> _WHAT THE TASK REQUIRES_
What lines below contain the string "JSON"? List them all.

> _Collected data entries_
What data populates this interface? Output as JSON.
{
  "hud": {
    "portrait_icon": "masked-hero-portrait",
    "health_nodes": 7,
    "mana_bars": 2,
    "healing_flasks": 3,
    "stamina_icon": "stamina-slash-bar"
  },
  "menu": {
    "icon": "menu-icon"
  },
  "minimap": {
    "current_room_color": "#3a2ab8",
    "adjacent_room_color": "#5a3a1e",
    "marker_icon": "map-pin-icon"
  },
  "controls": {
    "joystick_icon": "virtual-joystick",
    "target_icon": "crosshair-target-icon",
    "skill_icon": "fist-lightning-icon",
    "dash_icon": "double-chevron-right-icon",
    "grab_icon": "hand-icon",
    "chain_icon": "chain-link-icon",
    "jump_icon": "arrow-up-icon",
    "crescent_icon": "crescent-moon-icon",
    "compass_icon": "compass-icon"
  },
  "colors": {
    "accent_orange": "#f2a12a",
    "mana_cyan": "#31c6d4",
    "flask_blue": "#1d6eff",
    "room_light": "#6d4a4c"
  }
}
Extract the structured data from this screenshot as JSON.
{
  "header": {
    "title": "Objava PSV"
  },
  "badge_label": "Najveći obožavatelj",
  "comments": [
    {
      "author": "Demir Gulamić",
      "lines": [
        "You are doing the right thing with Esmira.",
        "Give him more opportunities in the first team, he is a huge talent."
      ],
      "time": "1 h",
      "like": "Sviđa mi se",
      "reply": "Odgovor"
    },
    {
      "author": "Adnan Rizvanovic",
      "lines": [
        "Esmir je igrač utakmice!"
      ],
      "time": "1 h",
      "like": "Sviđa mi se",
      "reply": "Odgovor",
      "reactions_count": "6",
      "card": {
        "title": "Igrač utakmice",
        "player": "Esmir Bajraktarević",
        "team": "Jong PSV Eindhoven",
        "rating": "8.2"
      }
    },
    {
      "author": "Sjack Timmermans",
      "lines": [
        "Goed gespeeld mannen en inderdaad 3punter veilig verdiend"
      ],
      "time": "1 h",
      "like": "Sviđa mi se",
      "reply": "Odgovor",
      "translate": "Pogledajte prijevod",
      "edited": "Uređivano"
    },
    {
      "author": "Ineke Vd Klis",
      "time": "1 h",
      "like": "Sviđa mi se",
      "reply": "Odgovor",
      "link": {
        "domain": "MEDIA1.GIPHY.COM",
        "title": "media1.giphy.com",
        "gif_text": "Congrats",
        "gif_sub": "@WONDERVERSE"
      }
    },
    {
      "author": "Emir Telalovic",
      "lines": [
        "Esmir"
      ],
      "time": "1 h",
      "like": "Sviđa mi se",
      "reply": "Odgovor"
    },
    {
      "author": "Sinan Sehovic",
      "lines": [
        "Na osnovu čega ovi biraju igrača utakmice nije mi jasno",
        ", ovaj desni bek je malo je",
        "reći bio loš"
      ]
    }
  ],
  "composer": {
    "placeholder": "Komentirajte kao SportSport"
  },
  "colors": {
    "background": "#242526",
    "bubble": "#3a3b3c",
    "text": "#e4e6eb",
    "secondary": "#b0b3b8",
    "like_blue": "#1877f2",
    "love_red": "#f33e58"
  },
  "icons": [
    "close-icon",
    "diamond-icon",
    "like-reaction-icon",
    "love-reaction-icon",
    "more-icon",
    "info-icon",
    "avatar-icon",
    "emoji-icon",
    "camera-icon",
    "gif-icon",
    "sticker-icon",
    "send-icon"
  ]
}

> _COMPLETED TASK_
What data populates this interface? Output as JSON.
Extract the structured data from this screenshot as JSON.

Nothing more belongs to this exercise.